The second hike we wanted to do was a six-mile trail in DuPont State Forest that takes you up along three sets of waterfalls. This area is also a former film location, the falls and surrounding forest having been used in the recent hit “The Hunger Games.” Seeing as we were actually in Asheville for the opening weekend of the film, we anticipated a lot of fellow travelers on the trail. But as luck would have it, once we started the more steep ascent to High Falls and beyond, most people had already bailed. It was another hot day with abundant sunshine, and even though the trail was pretty steep and dry in spots (which made for a traction issue for my trail-runners-clad hiking partner), the views of the falls were spectacular. Triple Falls, pictured below, has some great opportunities for climbing out on the flatrock to experience the falls up close.

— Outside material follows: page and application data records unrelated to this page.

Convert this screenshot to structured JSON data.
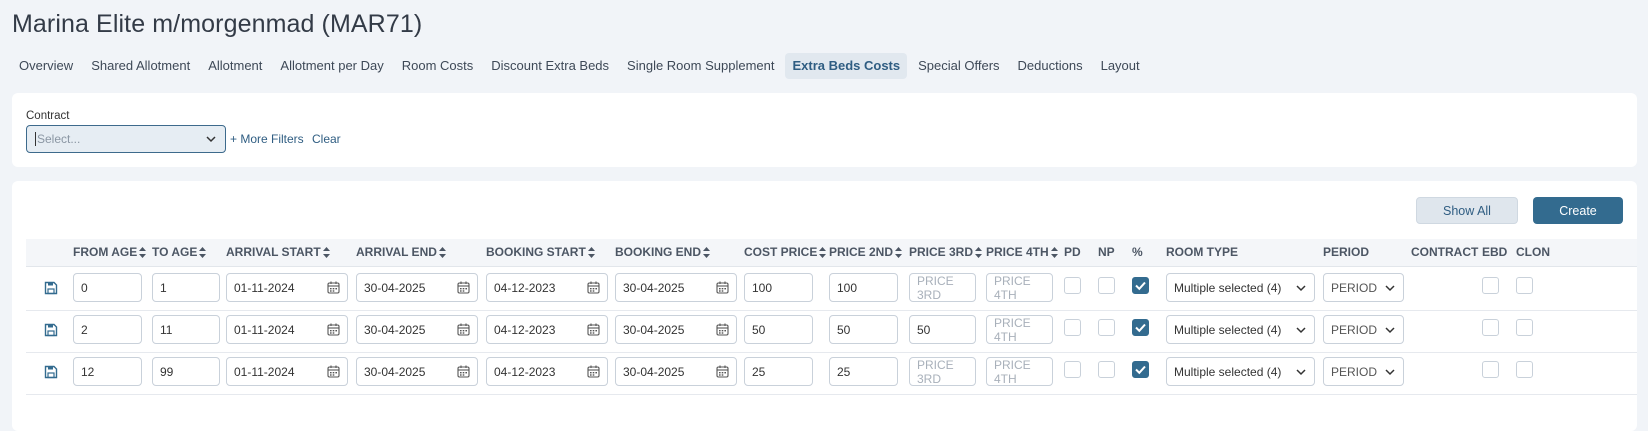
{
  "page": {
    "title": "Marina Elite m/morgenmad (MAR71)"
  },
  "tabs": [
    {
      "label": "Overview"
    },
    {
      "label": "Shared Allotment"
    },
    {
      "label": "Allotment"
    },
    {
      "label": "Allotment per Day"
    },
    {
      "label": "Room Costs"
    },
    {
      "label": "Discount Extra Beds"
    },
    {
      "label": "Single Room Supplement"
    },
    {
      "label": "Extra Beds Costs",
      "active": true
    },
    {
      "label": "Special Offers"
    },
    {
      "label": "Deductions"
    },
    {
      "label": "Layout"
    }
  ],
  "filters": {
    "contract_label": "Contract",
    "contract_placeholder": "Select...",
    "more_filters": "+ More Filters",
    "clear": "Clear"
  },
  "actions": {
    "show_all": "Show All",
    "create": "Create"
  },
  "columns": {
    "from_age": "FROM AGE",
    "to_age": "TO AGE",
    "arrival_start": "ARRIVAL START",
    "arrival_end": "ARRIVAL END",
    "booking_start": "BOOKING START",
    "booking_end": "BOOKING END",
    "cost_price": "COST PRICE",
    "price_2nd": "PRICE 2ND",
    "price_3rd": "PRICE 3RD",
    "price_4th": "PRICE 4TH",
    "pd": "PD",
    "np": "NP",
    "pct": "%",
    "room_type": "ROOM TYPE",
    "period": "PERIOD",
    "contract": "CONTRACT",
    "ebd": "EBD",
    "clone": "CLON"
  },
  "placeholders": {
    "price_3rd": "PRICE 3RD",
    "price_4th": "PRICE 4TH"
  },
  "rows": [
    {
      "from_age": "0",
      "to_age": "1",
      "arrival_start": "01-11-2024",
      "arrival_end": "30-04-2025",
      "booking_start": "04-12-2023",
      "booking_end": "30-04-2025",
      "cost_price": "100",
      "price_2nd": "100",
      "price_3rd": "",
      "price_4th": "",
      "pd": false,
      "np": false,
      "pct": true,
      "room_type": "Multiple selected (4)",
      "period": "PERIOD",
      "ebd": false,
      "clone": false
    },
    {
      "from_age": "2",
      "to_age": "11",
      "arrival_start": "01-11-2024",
      "arrival_end": "30-04-2025",
      "booking_start": "04-12-2023",
      "booking_end": "30-04-2025",
      "cost_price": "50",
      "price_2nd": "50",
      "price_3rd": "50",
      "price_4th": "",
      "pd": false,
      "np": false,
      "pct": true,
      "room_type": "Multiple selected (4)",
      "period": "PERIOD",
      "ebd": false,
      "clone": false
    },
    {
      "from_age": "12",
      "to_age": "99",
      "arrival_start": "01-11-2024",
      "arrival_end": "30-04-2025",
      "booking_start": "04-12-2023",
      "booking_end": "30-04-2025",
      "cost_price": "25",
      "price_2nd": "25",
      "price_3rd": "",
      "price_4th": "",
      "pd": false,
      "np": false,
      "pct": true,
      "room_type": "Multiple selected (4)",
      "period": "PERIOD",
      "ebd": false,
      "clone": false
    }
  ],
  "colors": {
    "accent": "#336b8f",
    "tab_active_bg": "#e1e8ef",
    "page_bg": "#f1f4f8"
  }
}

High Falls is a little trickier, so we stuck to the main trail and took photos from the lookout, and from the covered bridge above the falls.
After leaving High Falls, it’s another mile and a half to reach Bridal Veil Falls. But again, it was worth the gravel road travel in direct sunlight once you decend into the forest and see the falls in front of you. A family was just leaving the area and suggested we climb the rock face on the side of the falls, and slip around behind the top of them for a cool experience. After taking a few shots of areas used in the film, we started up the rock face. A few spots were slightly wet, and the moss underneath was so slick that even with good hiking boots, it was rough going. After we reached the top, we decided that taking off our shoes and trying to slide along the wet moss to get behind the falls just wasn’t in the cards for us. So we snapped some more pics, enjoyed the sound of the rushing water, and decended.

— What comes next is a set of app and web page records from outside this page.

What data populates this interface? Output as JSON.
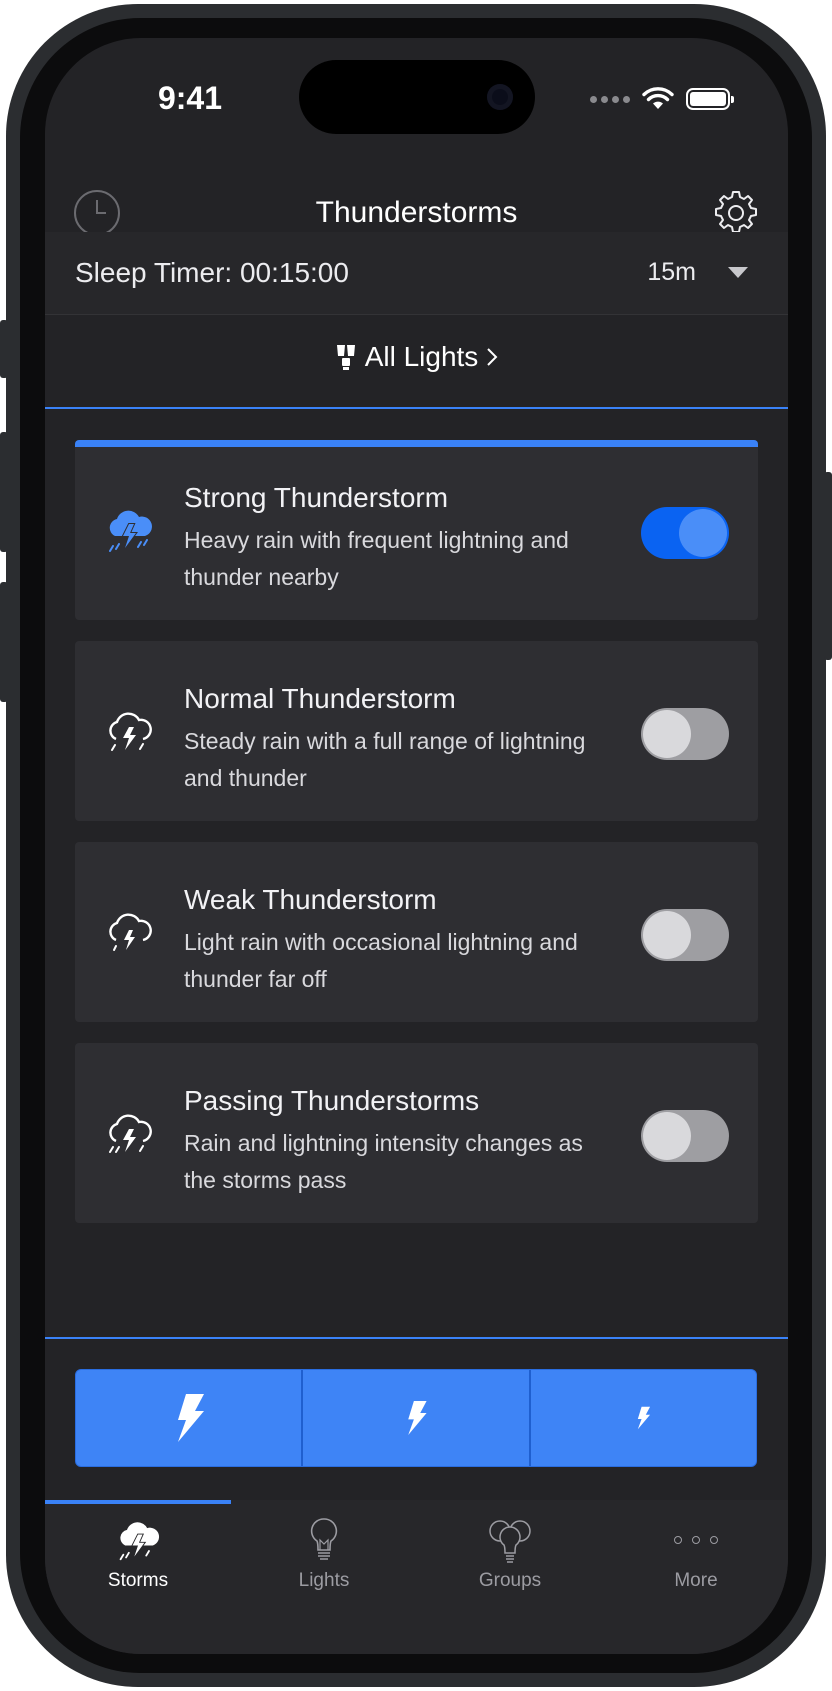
{
  "status_bar": {
    "time": "9:41"
  },
  "nav": {
    "title": "Thunderstorms",
    "left_icon": "clock-icon",
    "right_icon": "gear-icon"
  },
  "sleep_timer": {
    "label": "Sleep Timer: 00:15:00",
    "selected": "15m"
  },
  "lights_link": {
    "label": "All Lights",
    "icon": "light-bulbs-icon"
  },
  "storms": [
    {
      "title": "Strong Thunderstorm",
      "description": "Heavy rain with frequent lightning and thunder nearby",
      "enabled": true
    },
    {
      "title": "Normal Thunderstorm",
      "description": "Steady rain with a full range of lightning and thunder",
      "enabled": false
    },
    {
      "title": "Weak Thunderstorm",
      "description": "Light rain with occasional lightning and thunder far off",
      "enabled": false
    },
    {
      "title": "Passing Thunderstorms",
      "description": "Rain and lightning intensity changes as the storms pass",
      "enabled": false
    }
  ],
  "intensity_buttons": [
    "lightning-large-icon",
    "lightning-medium-icon",
    "lightning-small-icon"
  ],
  "tabs": [
    {
      "label": "Storms",
      "icon": "storm-cloud-icon",
      "active": true
    },
    {
      "label": "Lights",
      "icon": "light-bulb-icon",
      "active": false
    },
    {
      "label": "Groups",
      "icon": "bulb-group-icon",
      "active": false
    },
    {
      "label": "More",
      "icon": "more-dots-icon",
      "active": false
    }
  ],
  "colors": {
    "accent": "#3a82f7",
    "background": "#232326",
    "card": "#2e2e32",
    "toggle_on": "#0a63f2"
  }
}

After two great hikes, we spent some time enjoying Asheville and the surrounding areas. Our last planned hike was for Hot Springs, which is one of the most popular trail towns on the AT. We fell in love with its charm the previous year, and walked the entire section of the AT that goes right through the center of town, but didn’t get a chance to do anything more. We figured this year we’d start off from Hot Springs and head north for a rewarding 7-mile hike. And we planned to take in the views from Max Patch, which is considered the “crown jewel” of the AT. But the weather forecast was calling for storms in the afternoon, and I was feeling under the weather, so we opted to drive to Max Patch and ascend from the parking lot there, and then head down into Hot Springs to enjoy the town. Even though it was hazy and storm clouds were rolling in, Max Patch was fantastic. The views are breathtaking, and I can understand why many thru-hikers love getting to this spot after a long trek up from Hot Springs. It’s definitely rewarding.
The drive down from Max Patch to Hot Springs is no joke. The roads are dirt, and very narrow. But it’s great to see old homesteads and really experience the rural South. So different from the rural areas in the Berkshires. The Smokies and Blue Ridge mountains are really incredible, and such a departure from the Berkshire, Taconic, Adirondack, and Green Mountains that I grew up with. And the way of life is a bit different, too. I’m just in awe every time I visit, and I can’t wait to go back again soon and explore even more of what Western North Carolina has to offer.